In Iran, to this date, we can see more than 2,500-year-old bas reliefs of the Great Achaemenian kings worship Divinity through the medium of fire. This is because a Zoroastrian recognize fire as the visible embodiment of Light and Life. Fire dispels darkness and has the inherent quality to animate or bring to life the various creations of Ahura Mazda. Doctrinally, Ardibehesht Ameshaspand or Asha Vahishta (Best Righteousness/Best Truth/Holiness) presides over fire, and therefore it is also perceived as the living embodiment of Ahura Mazda’s Truth.
In the concept of the Holy Amesha Spenta, one finds the timeless principles of ecology and living in harmony with Nature including human beings, animals, fire, metals, earth, water, and vegetation. Scientists advise us today to protect the rain forests, not to pollute the waters etc., but, Zarathushtra codified the principles of ecology thousands of years ago.
At an ethical level, Zoroastrianism is about imbibing the ethical qualities of the seven Amesha Spenta. Zoroastrianism is about starting all tasks in the name of and dedicate the result to Hormuzd or The Supreme Divinity; do all work using Bahman or the Good Mind; perform the task with Ardibehest or Truth and attain Sherevar or Righteous Power and to this power add Spendarmad or Piety and Humility and attain Khordad or Perfection for Amardad or for eternity.
Humata, Hukhta, Havrashta (Good Thoughts, Good Words Asha, Good Deeds) are three words. Zarathustra’s teachings could be summed up in just one word – Asha. It stands for: Truth (as opposed to falsehood), Righteousness, Divine Order (or living in harmony with the Laws of Nature) and Purity (in thought, word, and deed). The Colophon or preface to Yasna asserts, “There is but one path, that of Asha. All other paths are false.”
Zoroastrianism is about being a spiritual warrior (Rathestar) fighting evil at the physical, social, ethical, and metaphysical level. Unfortunately, we have in our midst today, more internet and social media warriors. In fact, we hardly have soldiers left. We only have generals who decide in the ‘Academy of Social Media’ regarding what is good or not good, from their personal point of view.
At the physical level, all forms of impurity and pollution are seen as a manifestation of evil. Zoroastrianism is about purity and cleanliness, at home and at work, in the mind, in our words and in our actions. At the social level, all forms of poverty, want, human suffering and ignorance are seen as an affliction of evil. Zoroastrianism, therefore is about charity and ensuring social justice! At an ethical level, every good Zoroastrian must guard himself/herself against the allegorical demons of lie, half-truths, suspicion, wrath, greed, envy, and other vices.

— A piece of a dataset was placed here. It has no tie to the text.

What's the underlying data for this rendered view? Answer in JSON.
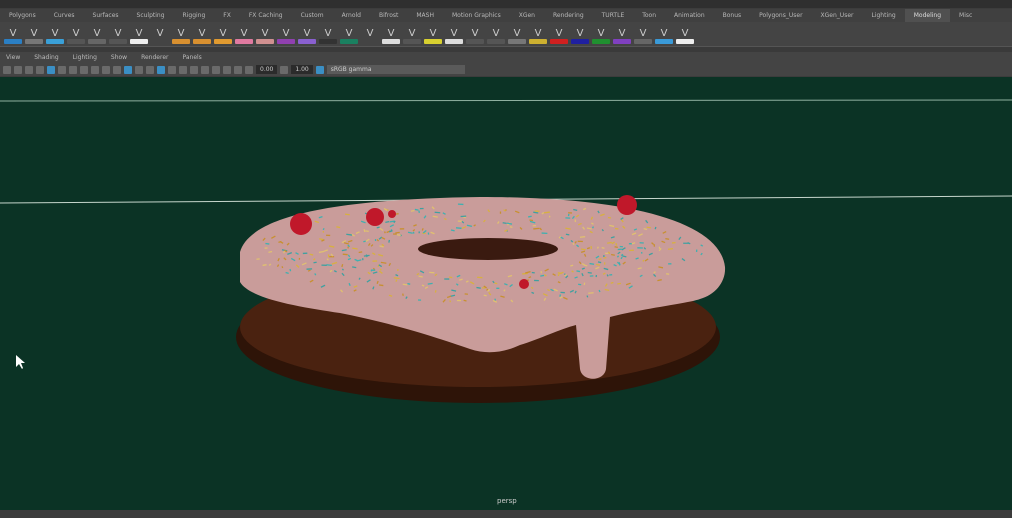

In the Hoshbam, which we pray at dawn, we affirm, “Through the best righteousness, excellent righteousness, O Ahura Mazda, may we catch sight of Thee and may we come near Thee and attain Thy eternal friendship!” This prayer is a very powerful early morning affirmation where the devotee affirms at the start of the day that he/she aspires to know and understand Ahura Mazda and the only way he/she can achieve this ultimate and sublime goal is by walking on the path of truth and, in doing so, the devotee earns Ahura Mazda’s ‘friendship.’
This is yet another amazing facet of Zoroastrianism wherein a devotee need not fear Ahura Mazda, nor try to appease Ahura Mazda with sacrifice or fasting or by indulging in superstitious practices. Ahura Mazda is not a Divinity to be feared but a Divinity that can, and should be, befriended and loved.
To conclude, life is a gift – enjoy it with responsibility and gratitude!